Each line of the data below holding the word "JSON" must be copied.

**Exercise data**
*** Begin section ***

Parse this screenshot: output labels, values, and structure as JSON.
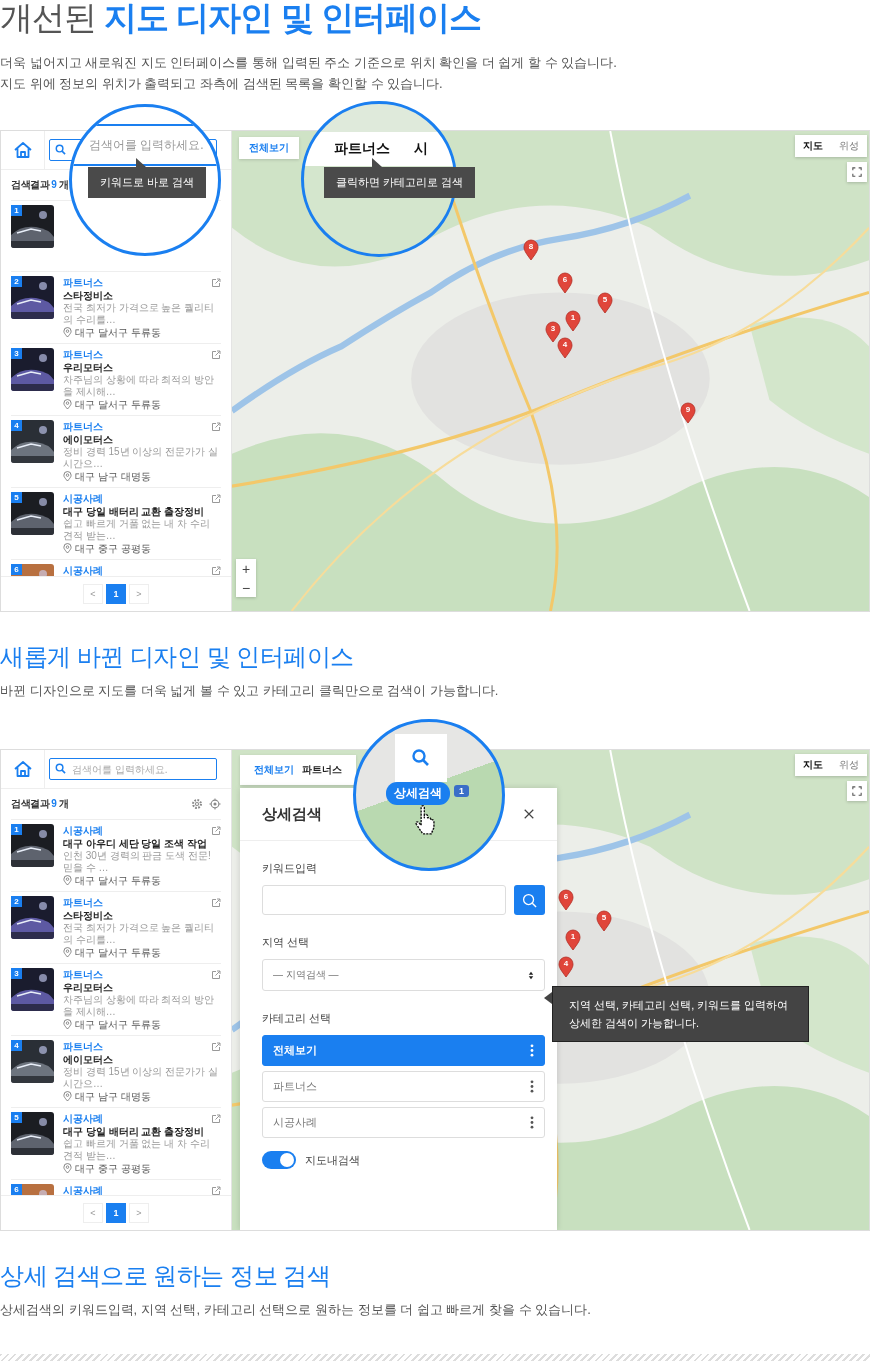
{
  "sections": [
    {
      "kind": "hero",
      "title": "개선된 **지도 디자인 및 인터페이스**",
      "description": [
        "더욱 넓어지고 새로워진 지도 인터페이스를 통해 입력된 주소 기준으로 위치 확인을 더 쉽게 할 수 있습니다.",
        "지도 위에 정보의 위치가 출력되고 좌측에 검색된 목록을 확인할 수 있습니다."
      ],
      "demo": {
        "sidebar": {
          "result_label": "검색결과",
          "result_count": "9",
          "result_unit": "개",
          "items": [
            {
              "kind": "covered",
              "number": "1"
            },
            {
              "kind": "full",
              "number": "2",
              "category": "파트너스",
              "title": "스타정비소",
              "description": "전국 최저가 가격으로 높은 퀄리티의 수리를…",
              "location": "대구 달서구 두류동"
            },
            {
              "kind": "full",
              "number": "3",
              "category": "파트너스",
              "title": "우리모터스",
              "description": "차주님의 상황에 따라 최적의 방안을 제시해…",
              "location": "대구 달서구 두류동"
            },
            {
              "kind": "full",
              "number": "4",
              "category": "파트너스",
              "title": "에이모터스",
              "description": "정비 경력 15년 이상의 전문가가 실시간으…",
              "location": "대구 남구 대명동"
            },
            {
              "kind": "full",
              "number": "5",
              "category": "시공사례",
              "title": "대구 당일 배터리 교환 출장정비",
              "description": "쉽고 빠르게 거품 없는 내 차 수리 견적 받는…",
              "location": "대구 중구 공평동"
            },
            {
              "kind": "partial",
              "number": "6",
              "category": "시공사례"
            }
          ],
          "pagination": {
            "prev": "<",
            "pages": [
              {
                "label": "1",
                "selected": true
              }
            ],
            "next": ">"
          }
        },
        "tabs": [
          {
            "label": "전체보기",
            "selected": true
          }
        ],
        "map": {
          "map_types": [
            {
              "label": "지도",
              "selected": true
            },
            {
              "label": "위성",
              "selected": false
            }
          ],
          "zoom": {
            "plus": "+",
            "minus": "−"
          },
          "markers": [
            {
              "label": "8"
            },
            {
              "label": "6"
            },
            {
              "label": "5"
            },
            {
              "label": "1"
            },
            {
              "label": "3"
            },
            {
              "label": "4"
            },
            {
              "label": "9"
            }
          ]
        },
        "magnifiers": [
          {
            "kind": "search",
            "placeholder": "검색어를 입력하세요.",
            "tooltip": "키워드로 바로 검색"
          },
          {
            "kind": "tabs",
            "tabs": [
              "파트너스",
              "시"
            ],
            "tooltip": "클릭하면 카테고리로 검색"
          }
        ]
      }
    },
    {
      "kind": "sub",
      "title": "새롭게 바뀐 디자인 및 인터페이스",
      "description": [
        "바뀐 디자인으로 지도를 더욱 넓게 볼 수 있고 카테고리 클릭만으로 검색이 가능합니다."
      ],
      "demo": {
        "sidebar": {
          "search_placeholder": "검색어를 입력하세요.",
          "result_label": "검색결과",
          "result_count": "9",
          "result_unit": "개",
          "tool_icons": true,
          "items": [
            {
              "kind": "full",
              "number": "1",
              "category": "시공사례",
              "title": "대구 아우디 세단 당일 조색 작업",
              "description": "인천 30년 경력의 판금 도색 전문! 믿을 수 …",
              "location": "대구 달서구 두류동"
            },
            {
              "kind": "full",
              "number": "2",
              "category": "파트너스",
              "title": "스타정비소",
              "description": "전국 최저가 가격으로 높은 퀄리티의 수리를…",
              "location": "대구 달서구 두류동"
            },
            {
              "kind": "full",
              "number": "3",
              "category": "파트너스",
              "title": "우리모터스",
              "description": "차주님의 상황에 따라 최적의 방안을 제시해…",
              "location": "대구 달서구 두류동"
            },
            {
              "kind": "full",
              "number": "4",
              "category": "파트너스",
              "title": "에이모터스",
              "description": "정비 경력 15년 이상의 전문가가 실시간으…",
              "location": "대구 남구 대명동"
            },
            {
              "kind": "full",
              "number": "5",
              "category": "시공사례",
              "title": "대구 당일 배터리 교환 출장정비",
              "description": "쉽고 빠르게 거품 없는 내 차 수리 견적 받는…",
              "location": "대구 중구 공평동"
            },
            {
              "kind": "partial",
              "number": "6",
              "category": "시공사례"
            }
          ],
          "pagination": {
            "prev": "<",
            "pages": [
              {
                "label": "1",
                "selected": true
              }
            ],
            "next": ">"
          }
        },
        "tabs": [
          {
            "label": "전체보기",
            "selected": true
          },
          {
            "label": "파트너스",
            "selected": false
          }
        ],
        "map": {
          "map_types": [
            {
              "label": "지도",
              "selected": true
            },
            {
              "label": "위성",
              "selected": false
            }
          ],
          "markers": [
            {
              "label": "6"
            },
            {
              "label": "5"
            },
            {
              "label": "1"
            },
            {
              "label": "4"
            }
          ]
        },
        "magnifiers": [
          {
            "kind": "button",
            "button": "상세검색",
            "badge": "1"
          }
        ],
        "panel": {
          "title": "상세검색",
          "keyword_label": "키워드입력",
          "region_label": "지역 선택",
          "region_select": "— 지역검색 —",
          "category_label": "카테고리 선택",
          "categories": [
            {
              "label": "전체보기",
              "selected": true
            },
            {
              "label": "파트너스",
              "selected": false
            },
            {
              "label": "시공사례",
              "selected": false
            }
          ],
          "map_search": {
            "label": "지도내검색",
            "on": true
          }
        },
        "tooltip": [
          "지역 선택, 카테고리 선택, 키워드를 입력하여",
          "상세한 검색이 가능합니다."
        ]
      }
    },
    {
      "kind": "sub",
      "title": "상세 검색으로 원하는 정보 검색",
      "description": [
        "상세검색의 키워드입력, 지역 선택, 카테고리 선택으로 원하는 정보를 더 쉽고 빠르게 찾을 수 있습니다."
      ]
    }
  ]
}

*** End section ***
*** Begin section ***

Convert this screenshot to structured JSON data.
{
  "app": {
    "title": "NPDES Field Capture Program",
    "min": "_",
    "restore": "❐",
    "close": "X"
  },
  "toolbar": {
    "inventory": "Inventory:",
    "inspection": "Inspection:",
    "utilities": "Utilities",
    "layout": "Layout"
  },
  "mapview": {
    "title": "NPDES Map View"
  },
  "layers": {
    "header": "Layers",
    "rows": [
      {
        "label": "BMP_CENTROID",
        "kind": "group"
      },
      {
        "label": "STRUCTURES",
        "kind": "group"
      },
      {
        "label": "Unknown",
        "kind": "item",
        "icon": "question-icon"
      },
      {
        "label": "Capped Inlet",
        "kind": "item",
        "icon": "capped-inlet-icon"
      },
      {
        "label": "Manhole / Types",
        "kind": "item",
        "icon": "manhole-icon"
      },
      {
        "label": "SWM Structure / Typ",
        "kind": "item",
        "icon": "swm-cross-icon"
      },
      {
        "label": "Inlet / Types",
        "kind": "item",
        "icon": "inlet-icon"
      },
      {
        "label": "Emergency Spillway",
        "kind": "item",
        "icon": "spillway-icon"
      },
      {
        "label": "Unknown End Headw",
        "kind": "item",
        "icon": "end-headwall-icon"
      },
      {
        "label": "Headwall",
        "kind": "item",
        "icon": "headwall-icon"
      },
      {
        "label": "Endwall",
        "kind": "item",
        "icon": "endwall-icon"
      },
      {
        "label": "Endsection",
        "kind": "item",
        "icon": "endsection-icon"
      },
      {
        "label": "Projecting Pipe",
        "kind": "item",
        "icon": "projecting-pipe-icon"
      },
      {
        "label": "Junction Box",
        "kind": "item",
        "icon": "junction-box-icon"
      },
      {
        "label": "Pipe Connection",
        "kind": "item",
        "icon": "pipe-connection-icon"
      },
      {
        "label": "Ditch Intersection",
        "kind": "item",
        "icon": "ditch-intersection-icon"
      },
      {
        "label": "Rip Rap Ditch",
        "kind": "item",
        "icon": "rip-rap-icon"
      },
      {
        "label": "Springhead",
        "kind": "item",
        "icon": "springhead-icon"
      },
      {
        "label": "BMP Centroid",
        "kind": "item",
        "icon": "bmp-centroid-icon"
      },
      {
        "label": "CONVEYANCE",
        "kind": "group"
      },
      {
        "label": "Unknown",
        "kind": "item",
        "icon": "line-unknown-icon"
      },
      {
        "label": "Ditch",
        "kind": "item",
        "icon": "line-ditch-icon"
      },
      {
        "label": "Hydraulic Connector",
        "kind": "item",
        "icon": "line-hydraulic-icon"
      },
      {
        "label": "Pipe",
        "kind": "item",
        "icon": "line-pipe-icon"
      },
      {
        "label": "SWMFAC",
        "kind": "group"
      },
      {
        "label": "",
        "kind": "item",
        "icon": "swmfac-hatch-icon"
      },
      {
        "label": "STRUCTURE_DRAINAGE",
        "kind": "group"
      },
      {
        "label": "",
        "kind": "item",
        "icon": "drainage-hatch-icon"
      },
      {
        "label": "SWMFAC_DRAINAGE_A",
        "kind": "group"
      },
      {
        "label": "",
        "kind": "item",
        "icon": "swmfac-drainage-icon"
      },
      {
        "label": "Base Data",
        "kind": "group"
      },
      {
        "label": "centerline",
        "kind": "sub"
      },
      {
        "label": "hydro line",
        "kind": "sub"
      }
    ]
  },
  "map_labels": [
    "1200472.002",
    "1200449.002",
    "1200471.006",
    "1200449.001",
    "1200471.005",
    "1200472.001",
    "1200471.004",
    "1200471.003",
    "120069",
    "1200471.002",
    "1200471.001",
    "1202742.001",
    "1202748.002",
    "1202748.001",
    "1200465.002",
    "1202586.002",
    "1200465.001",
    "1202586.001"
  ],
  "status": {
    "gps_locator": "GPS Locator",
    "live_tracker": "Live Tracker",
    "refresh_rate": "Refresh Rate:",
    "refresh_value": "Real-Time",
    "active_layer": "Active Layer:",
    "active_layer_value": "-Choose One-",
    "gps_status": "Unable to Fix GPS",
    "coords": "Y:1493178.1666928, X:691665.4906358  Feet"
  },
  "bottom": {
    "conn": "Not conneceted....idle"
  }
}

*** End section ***
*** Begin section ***

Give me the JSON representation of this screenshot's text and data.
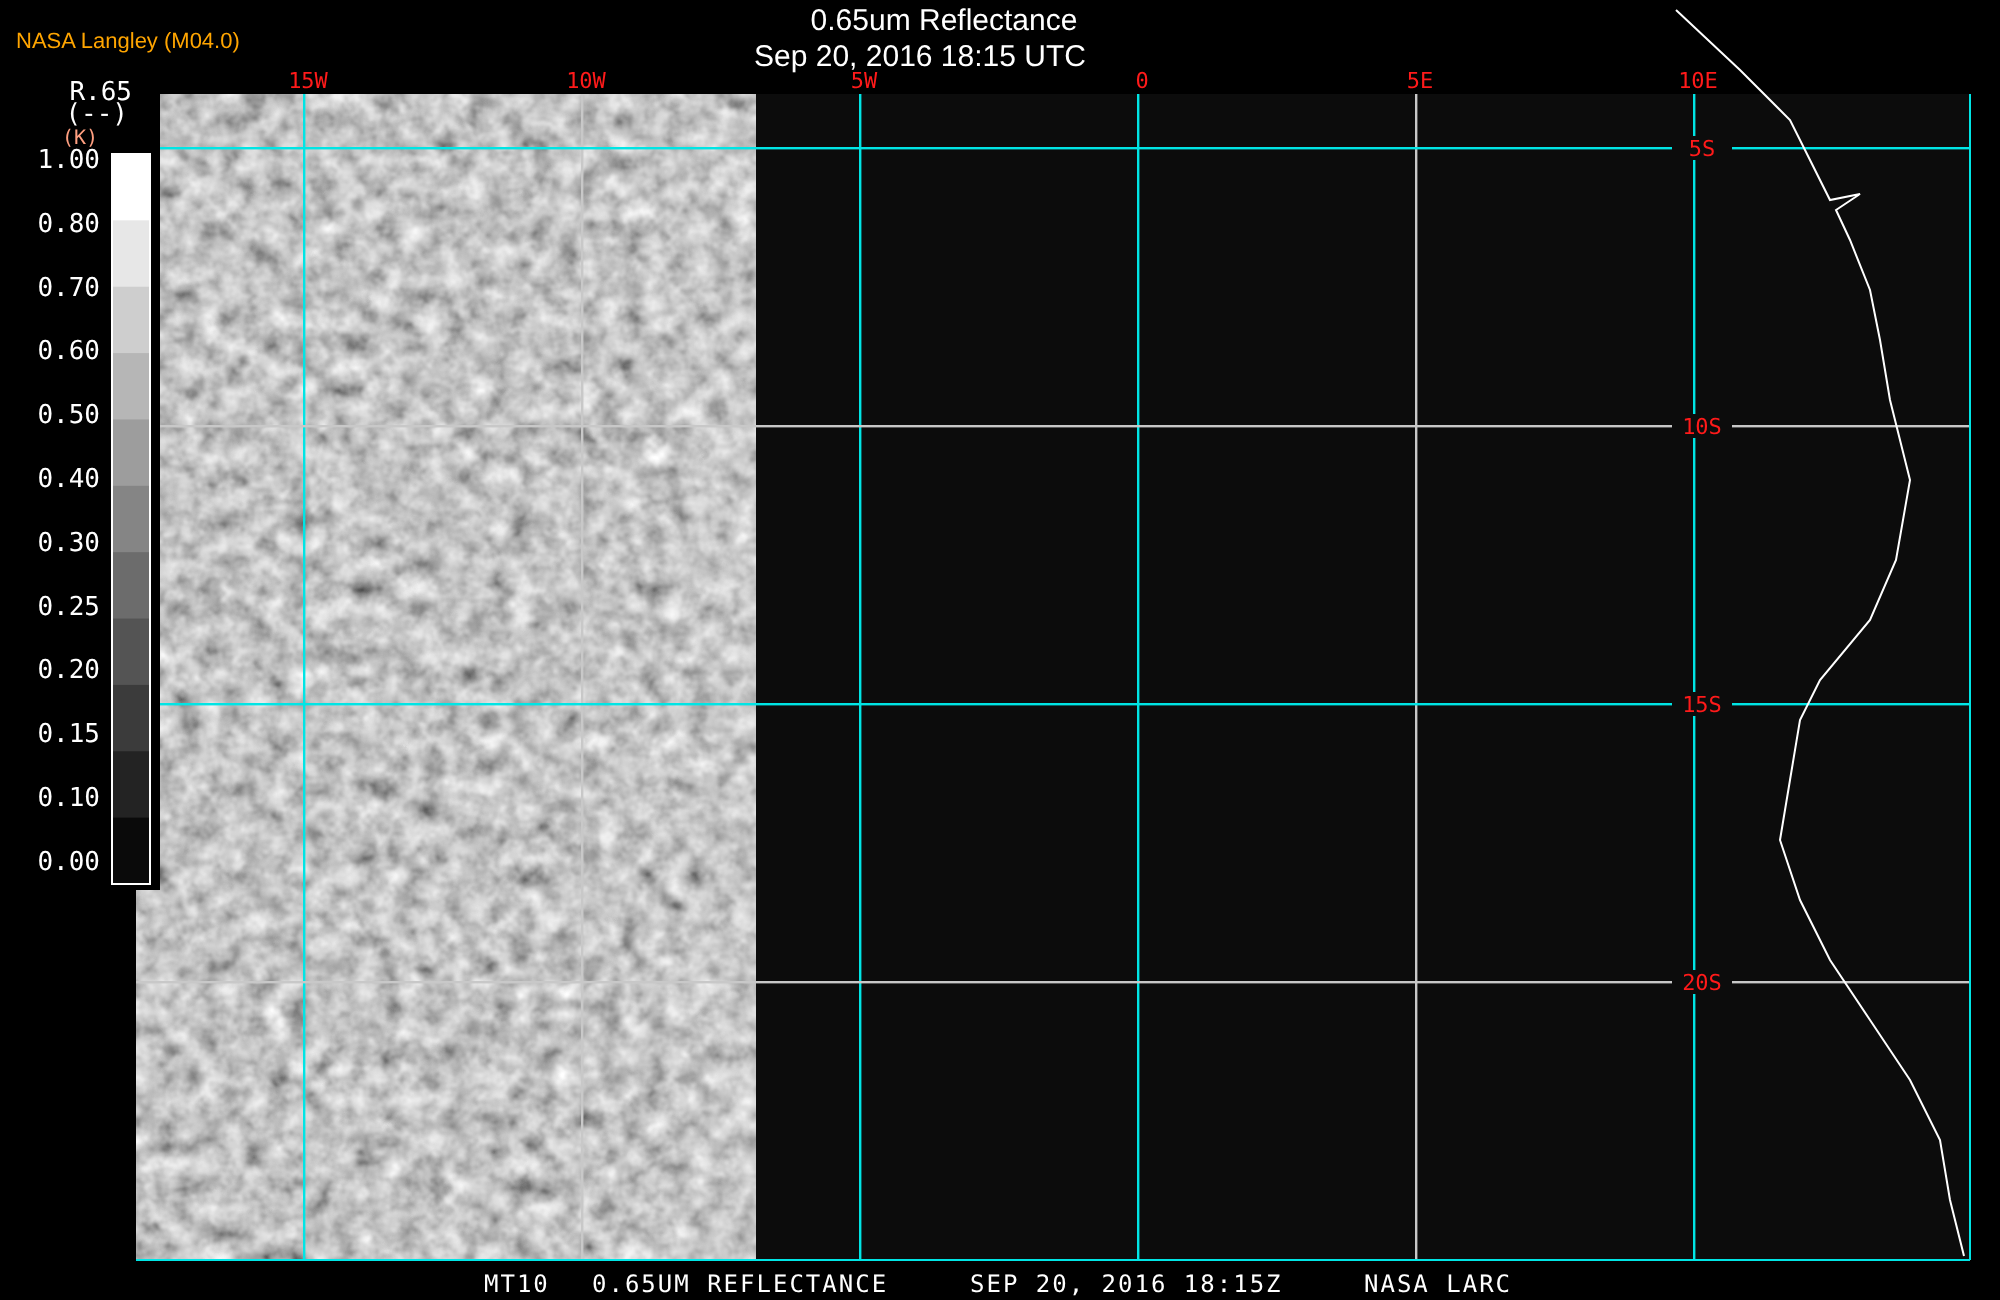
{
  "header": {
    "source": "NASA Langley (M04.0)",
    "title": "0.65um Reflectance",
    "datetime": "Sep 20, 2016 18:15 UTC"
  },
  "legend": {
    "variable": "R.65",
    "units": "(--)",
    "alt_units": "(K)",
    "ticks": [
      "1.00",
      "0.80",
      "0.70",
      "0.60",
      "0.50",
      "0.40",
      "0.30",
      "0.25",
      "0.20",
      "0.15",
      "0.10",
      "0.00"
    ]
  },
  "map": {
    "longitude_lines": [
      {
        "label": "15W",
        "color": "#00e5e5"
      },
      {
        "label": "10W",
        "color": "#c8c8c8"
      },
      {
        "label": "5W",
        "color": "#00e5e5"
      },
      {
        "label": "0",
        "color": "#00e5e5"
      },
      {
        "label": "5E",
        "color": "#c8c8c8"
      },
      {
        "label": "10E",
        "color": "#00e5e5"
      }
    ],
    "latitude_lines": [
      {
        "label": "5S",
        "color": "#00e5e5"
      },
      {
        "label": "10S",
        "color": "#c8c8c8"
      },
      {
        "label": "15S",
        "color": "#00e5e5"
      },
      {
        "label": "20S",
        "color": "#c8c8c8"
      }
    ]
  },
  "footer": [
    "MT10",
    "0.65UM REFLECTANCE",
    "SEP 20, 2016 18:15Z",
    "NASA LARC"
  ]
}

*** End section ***

**Answer for the task**
Parse this screenshot: output labels, values, and structure as JSON.
Convert this screenshot to structured JSON data.
Give me the JSON representation of this screenshot's text and data.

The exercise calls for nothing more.